_Task item_
Filter the entries for the word "content". Copy each line in which it occurs.

_Supplied data_
○ ○ ○ ○

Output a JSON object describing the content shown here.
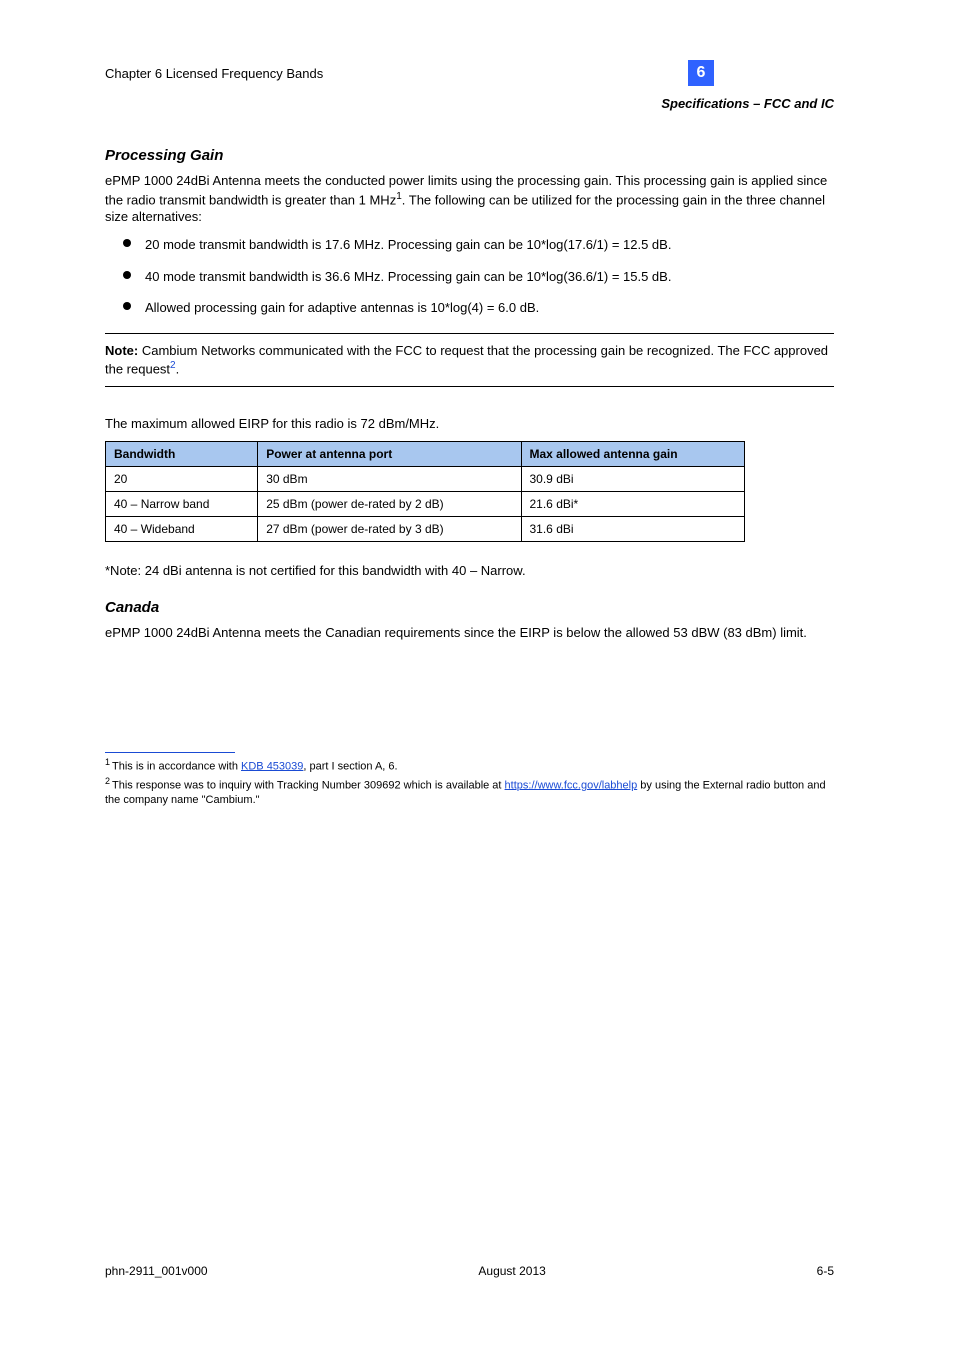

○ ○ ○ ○

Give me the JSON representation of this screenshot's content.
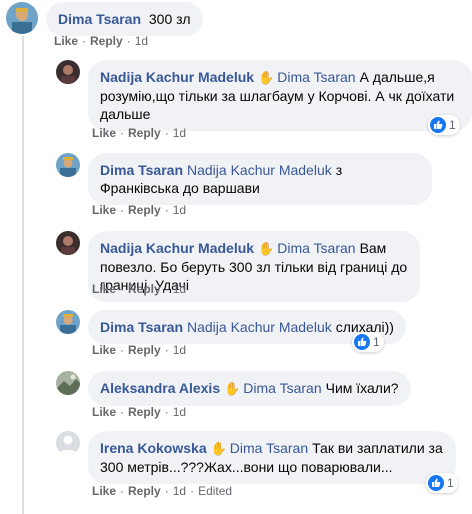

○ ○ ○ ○

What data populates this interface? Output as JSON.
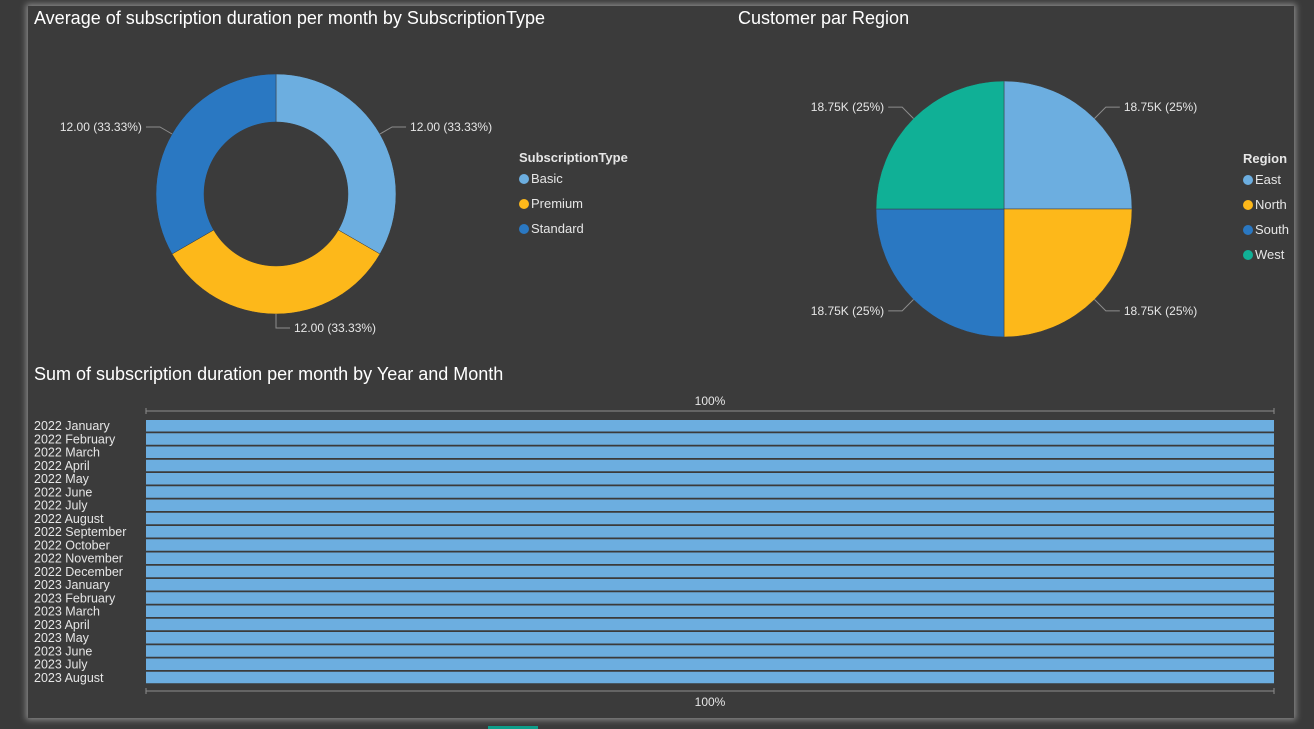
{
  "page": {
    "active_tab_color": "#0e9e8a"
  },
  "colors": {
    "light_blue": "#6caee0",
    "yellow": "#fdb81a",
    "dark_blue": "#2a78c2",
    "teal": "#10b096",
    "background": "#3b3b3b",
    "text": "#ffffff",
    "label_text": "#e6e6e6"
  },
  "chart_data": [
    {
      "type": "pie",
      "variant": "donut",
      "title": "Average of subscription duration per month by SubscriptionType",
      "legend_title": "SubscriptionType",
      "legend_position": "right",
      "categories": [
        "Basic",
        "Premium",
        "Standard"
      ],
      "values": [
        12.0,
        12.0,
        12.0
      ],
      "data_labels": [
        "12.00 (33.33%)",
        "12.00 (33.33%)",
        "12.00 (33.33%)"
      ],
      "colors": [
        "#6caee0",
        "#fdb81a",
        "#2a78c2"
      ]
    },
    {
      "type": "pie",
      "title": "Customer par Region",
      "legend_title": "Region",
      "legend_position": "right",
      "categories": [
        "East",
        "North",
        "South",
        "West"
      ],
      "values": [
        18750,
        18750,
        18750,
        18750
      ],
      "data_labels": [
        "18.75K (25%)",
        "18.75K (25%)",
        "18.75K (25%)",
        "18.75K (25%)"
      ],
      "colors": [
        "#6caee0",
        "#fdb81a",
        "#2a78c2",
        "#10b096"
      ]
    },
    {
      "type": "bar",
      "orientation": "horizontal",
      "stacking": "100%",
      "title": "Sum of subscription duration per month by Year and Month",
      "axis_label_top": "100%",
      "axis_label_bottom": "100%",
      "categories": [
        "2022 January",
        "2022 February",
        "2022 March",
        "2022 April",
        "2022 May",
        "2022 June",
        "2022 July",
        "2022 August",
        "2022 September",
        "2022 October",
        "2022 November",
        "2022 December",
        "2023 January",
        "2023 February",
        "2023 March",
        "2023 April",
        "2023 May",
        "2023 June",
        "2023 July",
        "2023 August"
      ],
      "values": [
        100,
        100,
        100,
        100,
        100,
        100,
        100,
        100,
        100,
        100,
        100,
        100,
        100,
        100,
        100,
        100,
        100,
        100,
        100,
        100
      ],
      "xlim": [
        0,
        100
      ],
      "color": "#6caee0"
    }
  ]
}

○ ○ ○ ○

_Reply to the task_
Output a JSON object describing the content shown here.
Give me the JSON representation of this screenshot's content.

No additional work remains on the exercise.